Erika and Shannon are joined once more by Steven Schapansky of Radio Free Skaro to talk about an episode in which all of Sinclair’s chickens come home to roost. If you were one of those fans who wondered how the character could keep sidestepping Bester, military bureaucrats and politicians, “Eyes” cheerfully tells you, “He can’t!” What did our Designated New Viewer think? Which character/performance did our team prefer, Ari Ben Zayn or Harriman Grey? And which character commits Babylon 5‘s first legitimate barroom brawl?
And where’s Chip? Felled by one Ben Zayn of a virus. He’ll be back next time.
OK, let’s run down all of the previous episodes cited in “Eyes”: “Midnight on the Firing Line,” “Mind War,” “The War Prayer,” “And the Sky Full of Stars,” “Deathwalker,” “Survivors” and “By Any Means Necessary.” Did we miss anything? And, oh, by the way, through all of that: what did you think of the story? No spoilers for future episodes!
Erika and Chip are on opposite ends of the spectrum.
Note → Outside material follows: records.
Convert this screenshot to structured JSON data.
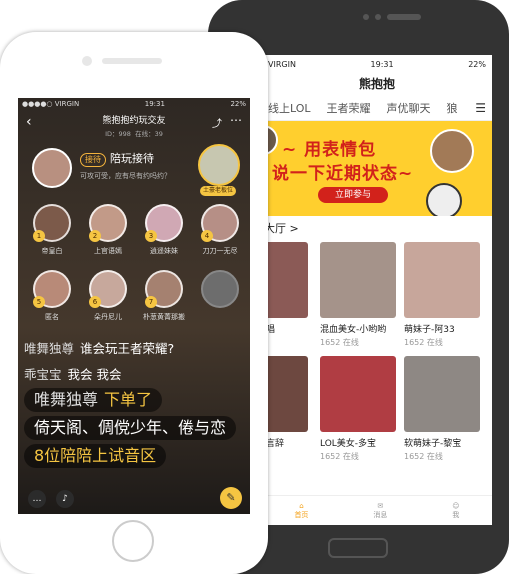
{
  "back_phone": {
    "status": {
      "carrier": "VIRGIN",
      "time": "19:31",
      "battery": "22%"
    },
    "app_title": "熊抱抱",
    "tabs": [
      "线上LOL",
      "王者荣耀",
      "声优聊天",
      "狼"
    ],
    "banner": {
      "line1": "~ 用表情包",
      "line2": "说一下近期状态~",
      "button": "立即参与"
    },
    "section_title": "大厅 >",
    "cards": [
      {
        "name": "唱",
        "online": ""
      },
      {
        "name": "混血美女-小哟哟",
        "online": "1652 在线"
      },
      {
        "name": "萌妹子-阿33",
        "online": "1652 在线"
      },
      {
        "name": "言辞",
        "online": ""
      },
      {
        "name": "LOL美女-多宝",
        "online": "1652 在线"
      },
      {
        "name": "软萌妹子-黎宝",
        "online": "1652 在线"
      }
    ],
    "nav": [
      "首页",
      "消息",
      "我"
    ]
  },
  "front_phone": {
    "status": {
      "carrier": "●●●●○ VIRGIN",
      "time": "19:31",
      "battery": "22%"
    },
    "room_title": "熊抱抱约玩交友",
    "room_id": "ID：998",
    "online": "在线：39",
    "host": {
      "tag": "接待",
      "role": "陪玩接待",
      "line": "可攻可受，应有尽有约吗约？",
      "boss_badge": "土豪老板位"
    },
    "seats": [
      {
        "num": "1",
        "name": "帝皇白"
      },
      {
        "num": "2",
        "name": "上官语嫣"
      },
      {
        "num": "3",
        "name": "逍遥妹妹"
      },
      {
        "num": "4",
        "name": "刀刀一无尽"
      },
      {
        "num": "5",
        "name": "匿名"
      },
      {
        "num": "6",
        "name": "朵丹尼儿"
      },
      {
        "num": "7",
        "name": "朴葱黄菁那搬"
      }
    ],
    "chat": [
      {
        "user": "唯舞独尊",
        "text": "谁会玩王者荣耀?"
      },
      {
        "user": "乖宝宝",
        "text": "我会 我会"
      },
      {
        "user": "唯舞独尊",
        "text": "下单了"
      },
      {
        "user": "",
        "text": "倚天阁、倜傥少年、倦与恋"
      },
      {
        "user": "",
        "text": "8位陪陪上试音区"
      }
    ]
  },
  "colors": {
    "accent": "#f5c542",
    "banner_red": "#d2221b",
    "banner_bg": "#ffcf2e"
  }
}
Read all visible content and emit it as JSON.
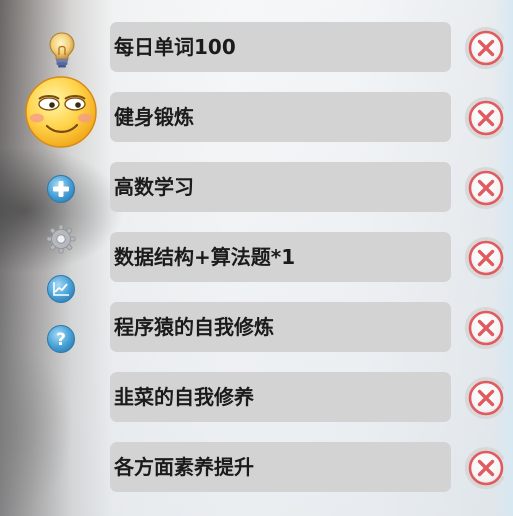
{
  "sidebar": {
    "icons": [
      "lightbulb-icon",
      "smiley-icon",
      "add-icon",
      "gear-icon",
      "chart-icon",
      "help-icon"
    ],
    "help_glyph": "?"
  },
  "tasks": [
    {
      "label": "每日单词100"
    },
    {
      "label": "健身锻炼"
    },
    {
      "label": "高数学习"
    },
    {
      "label": "数据结构+算法题*1"
    },
    {
      "label": "程序猿的自我修炼"
    },
    {
      "label": "韭菜的自我修养"
    },
    {
      "label": "各方面素养提升"
    }
  ],
  "colors": {
    "task_box": "#d3d3d3",
    "delete_red": "#e05a5f",
    "icon_blue": "#4aa3d8"
  }
}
One only has eyes for David Warner. The other would prefer a date with a na’ka’leen feeder than to watch “Grail” again. How does Shannon hold it all together? And who’s our special musical guest? (That last one’s easy. It’s the fantastically anthemic rockers out of Wisconsin, Sunspot! Check them out at sunspotmusic.com.
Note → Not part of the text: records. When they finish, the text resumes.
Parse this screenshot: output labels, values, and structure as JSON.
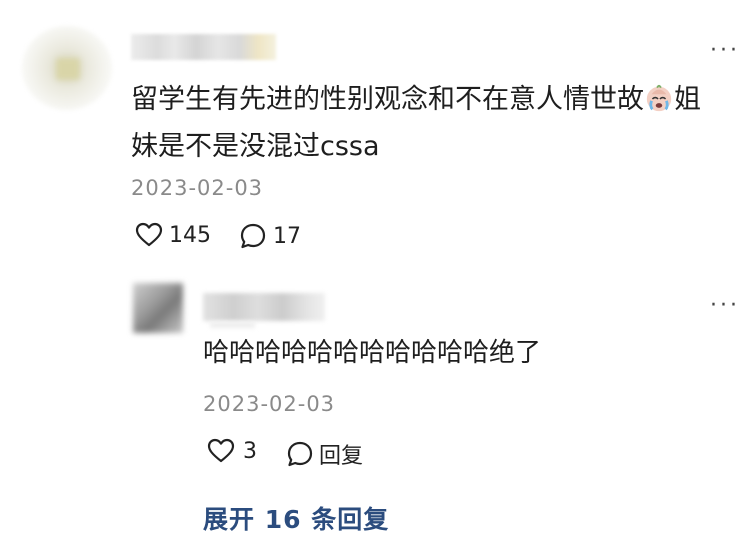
{
  "comment": {
    "text_line1": "留学生有先进的性别观念和不在意人情世故",
    "text_line1_end": "姐",
    "text_line2": "妹是不是没混过cssa",
    "date": "2023-02-03",
    "likes": "145",
    "replies": "17",
    "more_label": "···",
    "emoji_name": "crying-face-icon"
  },
  "reply": {
    "text": "哈哈哈哈哈哈哈哈哈哈哈绝了",
    "date": "2023-02-03",
    "likes": "3",
    "reply_label": "回复",
    "more_label": "···"
  },
  "expand_label": "展开 16 条回复",
  "colors": {
    "link": "#2b4c7e",
    "meta": "#8a8a8a"
  }
}
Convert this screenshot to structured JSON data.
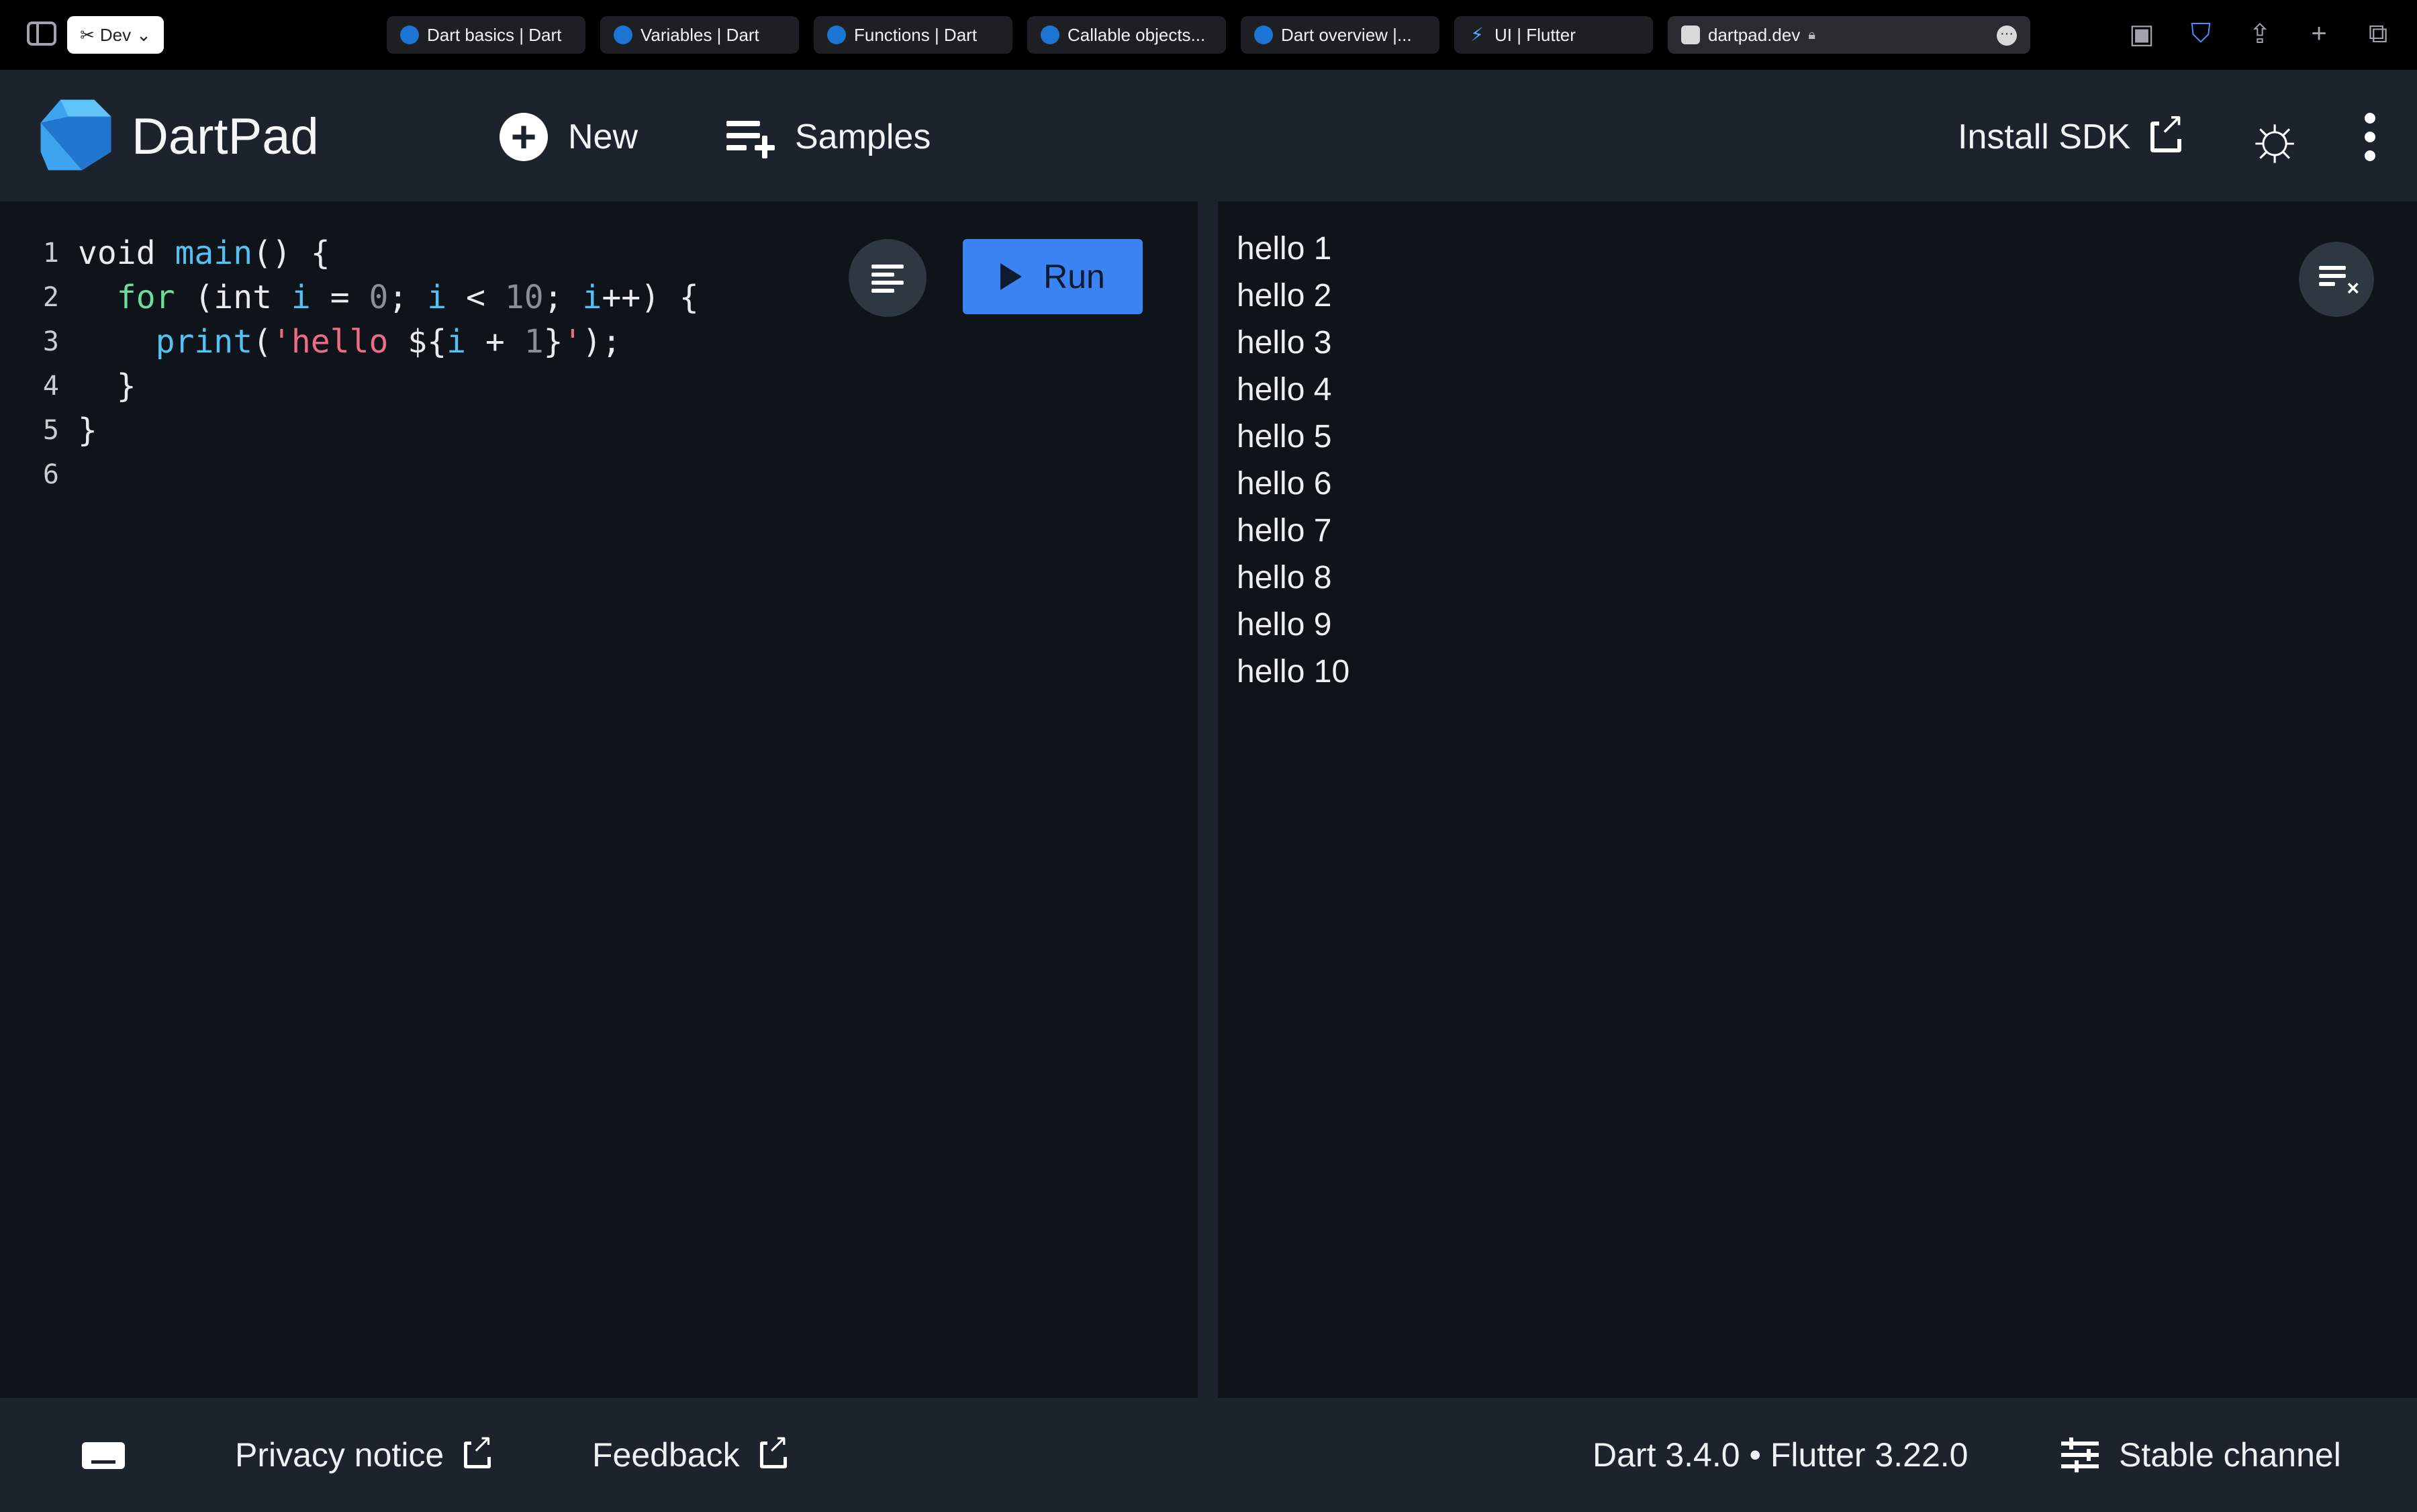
{
  "browser": {
    "profile_label": "Dev",
    "tabs": [
      {
        "label": "Dart basics | Dart"
      },
      {
        "label": "Variables | Dart"
      },
      {
        "label": "Functions | Dart"
      },
      {
        "label": "Callable objects..."
      },
      {
        "label": "Dart overview |..."
      },
      {
        "label": "UI | Flutter"
      }
    ],
    "active_tab": {
      "label": "dartpad.dev"
    }
  },
  "header": {
    "app_title": "DartPad",
    "new_label": "New",
    "samples_label": "Samples",
    "install_label": "Install SDK"
  },
  "editor": {
    "line_numbers": [
      "1",
      "2",
      "3",
      "4",
      "5",
      "6"
    ],
    "run_label": "Run"
  },
  "output": {
    "lines": [
      "hello 1",
      "hello 2",
      "hello 3",
      "hello 4",
      "hello 5",
      "hello 6",
      "hello 7",
      "hello 8",
      "hello 9",
      "hello 10"
    ]
  },
  "footer": {
    "privacy_label": "Privacy notice",
    "feedback_label": "Feedback",
    "version_label": "Dart 3.4.0 • Flutter 3.22.0",
    "channel_label": "Stable channel"
  },
  "colors": {
    "accent": "#3b82f2",
    "header_bg": "#1c232d",
    "editor_bg": "#0f141b"
  }
}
J. Michael Stracynski once described certain B5 episodes as “WHAM” episodes, episodes that kicked the series arc forward or had otherwise momentous events. “And the Sky Full of Stars” was the first. This is a bigger one. Or so Chip repeatedly and excitedly enthuses. To paraphrase Mr. Morden, “So tell me what ya want, what ya really really want.”
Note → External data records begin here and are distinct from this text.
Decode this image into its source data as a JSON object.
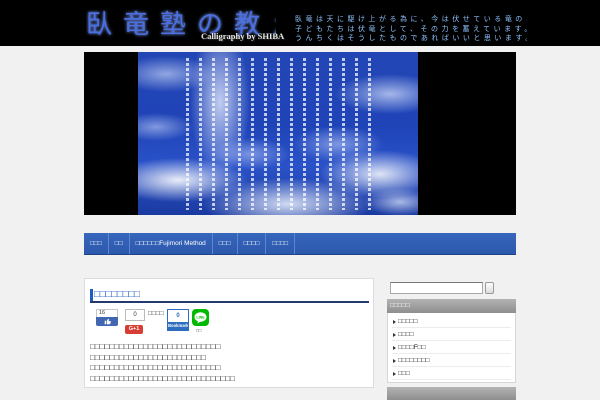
{
  "header": {
    "logo_text": "臥竜塾の教え",
    "logo_credit": "Calligraphy by SHIBA",
    "tagline": [
      "臥竜は天に駆け上がる為に、今は伏せている竜のごとく、",
      "子どもたちは伏竜として、その力を蓄えています。",
      "うんちくはそうしたものであればいいと思います。（藤森平司）"
    ]
  },
  "nav": {
    "items": [
      "□□□",
      "□□",
      "□□□□□□Fujimori Method",
      "□□□",
      "□□□□",
      "□□□□"
    ]
  },
  "post": {
    "title": "□□□□□□□□",
    "social": {
      "facebook_count": "16",
      "gplus_count": "0",
      "gplus_label": "G+1",
      "tweet_label": "□□□□",
      "hatena_count": "0",
      "hatena_label": "Bookmark",
      "line_logo_text": "LINE",
      "line_label": "□□"
    },
    "body_lines": [
      "□□□□□□□□□□□□□□□□□□□□□□□□□□□",
      "□□□□□□□□□□□□□□□□□□□□□□□□",
      "□□□□□□□□□□□□□□□□□□□□□□□□□□□",
      "□□□□□□□□□□□□□□□□□□□□□□□□□□□□□□"
    ]
  },
  "sidebar": {
    "categories_widget": {
      "title": "□□□□□",
      "items": [
        "□□□□□",
        "□□□□",
        "□□□□F□□",
        "□□□□□□□□",
        "□□□"
      ]
    }
  },
  "icons": {
    "facebook_like": "thumbs-up-icon",
    "line": "line-icon",
    "list_bullet": "triangle-bullet-icon"
  },
  "colors": {
    "header_bg": "#000000",
    "nav_bg": "#2c5aad",
    "accent": "#1f5bc4",
    "tagline": "#8fc3ff",
    "facebook": "#4267b2",
    "gplus": "#d73d32",
    "hatena": "#2c6ebd",
    "line": "#00b900"
  }
}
If you are a new Babylon 5 viewer, or can put yourself in the mindset of one, what did you think of “Signs and Portents”? Were you baffled? Intrigued? Confused? Or could you not take your Eye off of that beautiful legendary artifact (cheap plastic prop)? Here’s where we talk about S&P and those episodes that came before, but none after.
Union-busting and horticulture come together in a surprisingly good mixture, as the Dockworkers’ Guild, an officious Senate negotiator, Londo and G’Kar combine to give Sinclair his worst 48 hours yet. There’s a lot of stubble and open-collar acting, but also an intriguing look at the world behind the space station. Won’t you join us for “By Any Means Necessary”?